Tightness or fatigue in the piriformis may cause lower back pain, stiffness and sciatica in the form of piriformis syndrome, in which pain shoots down the leg due to nerve compression. This is largely due to hypomobility (limited mobility) of the SI joint.
If the muscle is too weak, though, it may also cause problems with the hips and back. Piriformis weakness may cause hypermobility, or instability. Activated muscles are needed to stabilize the SI joints and the spine properly.
It is very common for one side of the piriformis muscle to be too tight while the other is overstretched and weak. Finding a balance, strengthening the piriformis muscle, and realigning an instable SI joint is necessary to minimize pain and prevent mobility problems.

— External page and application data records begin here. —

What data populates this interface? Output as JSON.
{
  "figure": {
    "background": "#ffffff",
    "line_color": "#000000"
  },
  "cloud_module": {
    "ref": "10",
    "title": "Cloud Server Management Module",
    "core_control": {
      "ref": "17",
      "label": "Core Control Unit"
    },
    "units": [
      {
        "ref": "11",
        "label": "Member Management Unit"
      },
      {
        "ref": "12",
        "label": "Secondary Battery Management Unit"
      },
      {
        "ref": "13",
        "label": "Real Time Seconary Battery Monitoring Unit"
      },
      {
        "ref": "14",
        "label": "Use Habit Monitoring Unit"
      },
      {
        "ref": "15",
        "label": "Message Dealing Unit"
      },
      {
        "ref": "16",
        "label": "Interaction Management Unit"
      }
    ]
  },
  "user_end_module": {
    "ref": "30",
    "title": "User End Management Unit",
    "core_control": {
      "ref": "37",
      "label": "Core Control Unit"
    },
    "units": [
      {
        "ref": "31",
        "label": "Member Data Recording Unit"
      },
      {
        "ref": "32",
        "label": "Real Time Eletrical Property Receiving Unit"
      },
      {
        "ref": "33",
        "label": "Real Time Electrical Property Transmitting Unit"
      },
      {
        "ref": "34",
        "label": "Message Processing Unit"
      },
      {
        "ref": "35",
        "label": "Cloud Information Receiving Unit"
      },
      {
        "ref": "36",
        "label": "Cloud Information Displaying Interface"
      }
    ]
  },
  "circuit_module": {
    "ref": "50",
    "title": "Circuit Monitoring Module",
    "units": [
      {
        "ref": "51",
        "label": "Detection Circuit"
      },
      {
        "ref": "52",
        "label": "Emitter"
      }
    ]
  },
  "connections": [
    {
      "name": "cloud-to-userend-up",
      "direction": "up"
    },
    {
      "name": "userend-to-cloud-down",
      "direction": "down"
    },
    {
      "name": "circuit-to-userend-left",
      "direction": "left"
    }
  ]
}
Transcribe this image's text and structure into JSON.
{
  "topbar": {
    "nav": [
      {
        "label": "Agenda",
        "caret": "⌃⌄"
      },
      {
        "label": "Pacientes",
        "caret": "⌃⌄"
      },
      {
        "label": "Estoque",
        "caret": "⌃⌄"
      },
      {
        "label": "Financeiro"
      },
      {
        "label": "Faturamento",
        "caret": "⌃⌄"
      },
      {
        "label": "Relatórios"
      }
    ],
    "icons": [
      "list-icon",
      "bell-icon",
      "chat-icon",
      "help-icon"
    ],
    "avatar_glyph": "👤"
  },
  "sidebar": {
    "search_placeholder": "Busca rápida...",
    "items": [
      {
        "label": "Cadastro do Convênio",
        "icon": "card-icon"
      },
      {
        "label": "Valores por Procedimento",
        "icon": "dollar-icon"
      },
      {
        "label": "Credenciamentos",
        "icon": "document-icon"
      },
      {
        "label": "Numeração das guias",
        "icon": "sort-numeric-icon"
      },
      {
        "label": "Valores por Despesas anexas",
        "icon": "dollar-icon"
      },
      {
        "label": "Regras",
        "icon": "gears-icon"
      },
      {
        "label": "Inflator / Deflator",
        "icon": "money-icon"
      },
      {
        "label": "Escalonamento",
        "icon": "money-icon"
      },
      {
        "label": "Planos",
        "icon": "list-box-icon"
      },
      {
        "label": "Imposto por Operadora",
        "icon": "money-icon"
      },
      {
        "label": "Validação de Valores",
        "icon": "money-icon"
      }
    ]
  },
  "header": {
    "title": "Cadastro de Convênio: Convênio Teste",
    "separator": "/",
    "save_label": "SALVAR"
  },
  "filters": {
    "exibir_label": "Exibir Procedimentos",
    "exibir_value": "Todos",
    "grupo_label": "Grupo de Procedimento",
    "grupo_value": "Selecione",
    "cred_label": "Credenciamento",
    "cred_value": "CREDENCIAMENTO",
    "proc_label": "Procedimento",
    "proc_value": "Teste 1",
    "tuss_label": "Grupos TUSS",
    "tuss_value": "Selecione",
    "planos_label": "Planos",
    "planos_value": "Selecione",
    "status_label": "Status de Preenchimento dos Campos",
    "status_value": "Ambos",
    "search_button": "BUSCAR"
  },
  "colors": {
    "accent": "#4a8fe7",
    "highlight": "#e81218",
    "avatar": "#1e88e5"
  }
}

Using a chiropractic solution
A chiropractor is well-poised to offer solutions to people suffering from SI joint dysfunction, low back pain and immobility caused by problems with the piriformis. Here are some of the techniques your chiropractor may use to alleviate pressure and strengthen your muscle:
- Strengthening exercises: To strengthen a weak piriformis muscle, your chiropractor may have you do guided exercises such as hip bridges or leg extensions. These may require some contorting and practice since the muscle is not always easy to activate.
- Stretching: If you also have a tight piriformis or have recently activated the muscle a lot, your chiropractor may help you find some stretches to do in the office and at home that may elongate the muscle and improve mobility.
- Spinal manipulations: When piriformis muscles have been too tight or too weak for a long time, they have probably done some temporary damage to the nearby SI joints and spinal vertebrae. Through manipulations of the joints and spine, your chiropractor may be able to get your body back into alignment, so the muscles can do what they are designed to do without the extra tightening or weakening.
Ideal Spine helps chiropractors learn effective techniques to treat patients with musculoskeletal pain and immobility. If you are experiencing hip dysfunction, visit a CBP-trained professional to receive a diagnosis and treatment plan to address your pain.
Chiropractic BioPhysics® corrective care trained Chiropractors are located throughout the United States and in several international locations. CBP providers have helped thousands of people throughout the world realign their spine back to health, and eliminate a source of chronic back pain, chronic neck pain, chronic headaches and migraines, fibromyalgia, and a wide range of other health conditions. If you are serious about your health and the health of your loved ones, contact a CBP trained provider today to see if you qualify for care. The exam and consultation are often FREE. See www.CBPpatient.com for providers in your area.